IUCN’s Regional Programme for Oceania is partnering with the Secretariat for the Pacific Regional Environment Programme (SPREP) and the University of the South Pacific (USP) to host the second annual Pacific Future Environment Leaders Forum in Suva this week.
The Pacific Future Environment Leaders Forum brings together 40 young professionals from around the Pacific to examine the role of leadership in the fight to combat climate change. Participants will examine what it means to be a good leader in the Pacific and how good leadership is vital to the process of countering the effects of climate change, a pressing issue for Pacific island countries and their communities.

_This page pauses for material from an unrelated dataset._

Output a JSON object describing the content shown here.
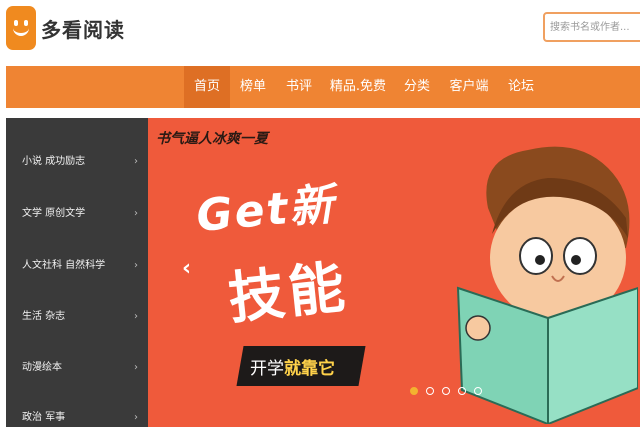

“The development and nurturing of good leadership amongst the youth of today will serve the Pacific well into the future,” says Director of IUCN’s Oceania Programme, Taholo Kami.
“We want to see a cadre of motivated, caring and inspired individuals working together with their communities towards real and lasting changes in our region’s conservation, natural resource management and overall development practices,” says Mr Kami. “This Forum offers aspiring leaders a chance to reflect critically on their own leadership qualities.”
The forum aims to provide participants with the skills and support that will empower these ‘future leaders’ to build partnerships and momentum within their communities to foster adaptation to climate change.
Participants will explore areas such as Leadership for the Future, Adapting to Climate Change and Engaging People in Community Based Projects throughout the three day forum. The Forum participants will also develop their Vision for Leadership on Climate Change, to be presented at the IUCN World Conservation Congress in Barcelona later this year.
IUCN staff member, Luisa Tagicakibau, will be attending the Forum on behalf of the recently formed Young Professionals in Conservation Network in Fiji.
The Forum, which is being held at Suva’s Southern Cross Hotel from 12-14 March 2008, is a joint initiative between SPREP, USP and IUCN with funding from the British High Commission, Suva.